### EXERCISE INPUTS
──────────
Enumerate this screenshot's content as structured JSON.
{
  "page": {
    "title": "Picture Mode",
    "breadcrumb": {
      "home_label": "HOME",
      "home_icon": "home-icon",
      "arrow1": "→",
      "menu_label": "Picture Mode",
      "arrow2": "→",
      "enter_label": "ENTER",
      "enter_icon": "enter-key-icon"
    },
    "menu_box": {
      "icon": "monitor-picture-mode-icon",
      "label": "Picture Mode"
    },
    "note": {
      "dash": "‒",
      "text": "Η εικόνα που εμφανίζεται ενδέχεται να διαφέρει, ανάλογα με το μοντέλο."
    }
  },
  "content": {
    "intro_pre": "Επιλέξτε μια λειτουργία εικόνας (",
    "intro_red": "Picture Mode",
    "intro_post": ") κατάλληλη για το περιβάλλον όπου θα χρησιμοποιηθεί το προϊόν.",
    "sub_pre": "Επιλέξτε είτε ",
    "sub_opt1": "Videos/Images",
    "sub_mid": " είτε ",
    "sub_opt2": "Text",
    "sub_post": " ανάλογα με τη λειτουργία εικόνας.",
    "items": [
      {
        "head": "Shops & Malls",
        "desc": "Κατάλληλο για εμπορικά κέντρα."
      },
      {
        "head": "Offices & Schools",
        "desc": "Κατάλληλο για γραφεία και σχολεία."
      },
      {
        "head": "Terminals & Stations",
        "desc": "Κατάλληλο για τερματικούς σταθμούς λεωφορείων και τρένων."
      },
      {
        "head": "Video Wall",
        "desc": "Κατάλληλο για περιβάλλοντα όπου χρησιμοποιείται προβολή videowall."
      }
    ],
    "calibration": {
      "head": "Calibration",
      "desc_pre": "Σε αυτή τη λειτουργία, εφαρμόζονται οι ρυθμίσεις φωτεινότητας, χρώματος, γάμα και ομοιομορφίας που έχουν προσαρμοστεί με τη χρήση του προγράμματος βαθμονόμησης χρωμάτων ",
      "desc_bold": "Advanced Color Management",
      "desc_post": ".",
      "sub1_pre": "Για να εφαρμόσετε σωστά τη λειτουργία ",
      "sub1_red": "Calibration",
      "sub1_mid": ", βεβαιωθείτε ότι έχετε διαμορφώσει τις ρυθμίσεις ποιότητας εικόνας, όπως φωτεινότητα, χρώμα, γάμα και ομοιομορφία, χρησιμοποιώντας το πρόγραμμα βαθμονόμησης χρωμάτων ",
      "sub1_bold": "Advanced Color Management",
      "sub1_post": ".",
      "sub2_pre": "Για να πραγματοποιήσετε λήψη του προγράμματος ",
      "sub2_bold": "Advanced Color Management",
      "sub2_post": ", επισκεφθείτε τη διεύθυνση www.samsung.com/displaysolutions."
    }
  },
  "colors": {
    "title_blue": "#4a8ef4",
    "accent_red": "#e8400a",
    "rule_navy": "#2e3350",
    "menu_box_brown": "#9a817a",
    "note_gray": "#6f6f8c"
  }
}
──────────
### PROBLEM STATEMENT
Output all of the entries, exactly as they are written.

### RESULT OF THE EXERCISE
Enumerate this screenshot's content as structured JSON.
{
  "page": {
    "title": "Picture Mode",
    "breadcrumb": {
      "home_label": "HOME",
      "home_icon": "home-icon",
      "arrow1": "→",
      "menu_label": "Picture Mode",
      "arrow2": "→",
      "enter_label": "ENTER",
      "enter_icon": "enter-key-icon"
    },
    "menu_box": {
      "icon": "monitor-picture-mode-icon",
      "label": "Picture Mode"
    },
    "note": {
      "dash": "‒",
      "text": "Η εικόνα που εμφανίζεται ενδέχεται να διαφέρει, ανάλογα με το μοντέλο."
    }
  },
  "content": {
    "intro_pre": "Επιλέξτε μια λειτουργία εικόνας (",
    "intro_red": "Picture Mode",
    "intro_post": ") κατάλληλη για το περιβάλλον όπου θα χρησιμοποιηθεί το προϊόν.",
    "sub_pre": "Επιλέξτε είτε ",
    "sub_opt1": "Videos/Images",
    "sub_mid": " είτε ",
    "sub_opt2": "Text",
    "sub_post": " ανάλογα με τη λειτουργία εικόνας.",
    "items": [
      {
        "head": "Shops & Malls",
        "desc": "Κατάλληλο για εμπορικά κέντρα."
      },
      {
        "head": "Offices & Schools",
        "desc": "Κατάλληλο για γραφεία και σχολεία."
      },
      {
        "head": "Terminals & Stations",
        "desc": "Κατάλληλο για τερματικούς σταθμούς λεωφορείων και τρένων."
      },
      {
        "head": "Video Wall",
        "desc": "Κατάλληλο για περιβάλλοντα όπου χρησιμοποιείται προβολή videowall."
      }
    ],
    "calibration": {
      "head": "Calibration",
      "desc_pre": "Σε αυτή τη λειτουργία, εφαρμόζονται οι ρυθμίσεις φωτεινότητας, χρώματος, γάμα και ομοιομορφίας που έχουν προσαρμοστεί με τη χρήση του προγράμματος βαθμονόμησης χρωμάτων ",
      "desc_bold": "Advanced Color Management",
      "desc_post": ".",
      "sub1_pre": "Για να εφαρμόσετε σωστά τη λειτουργία ",
      "sub1_red": "Calibration",
      "sub1_mid": ", βεβαιωθείτε ότι έχετε διαμορφώσει τις ρυθμίσεις ποιότητας εικόνας, όπως φωτεινότητα, χρώμα, γάμα και ομοιομορφία, χρησιμοποιώντας το πρόγραμμα βαθμονόμησης χρωμάτων ",
      "sub1_bold": "Advanced Color Management",
      "sub1_post": ".",
      "sub2_pre": "Για να πραγματοποιήσετε λήψη του προγράμματος ",
      "sub2_bold": "Advanced Color Management",
      "sub2_post": ", επισκεφθείτε τη διεύθυνση www.samsung.com/displaysolutions."
    }
  },
  "colors": {
    "title_blue": "#4a8ef4",
    "accent_red": "#e8400a",
    "rule_navy": "#2e3350",
    "menu_box_brown": "#9a817a",
    "note_gray": "#6f6f8c"
  }
}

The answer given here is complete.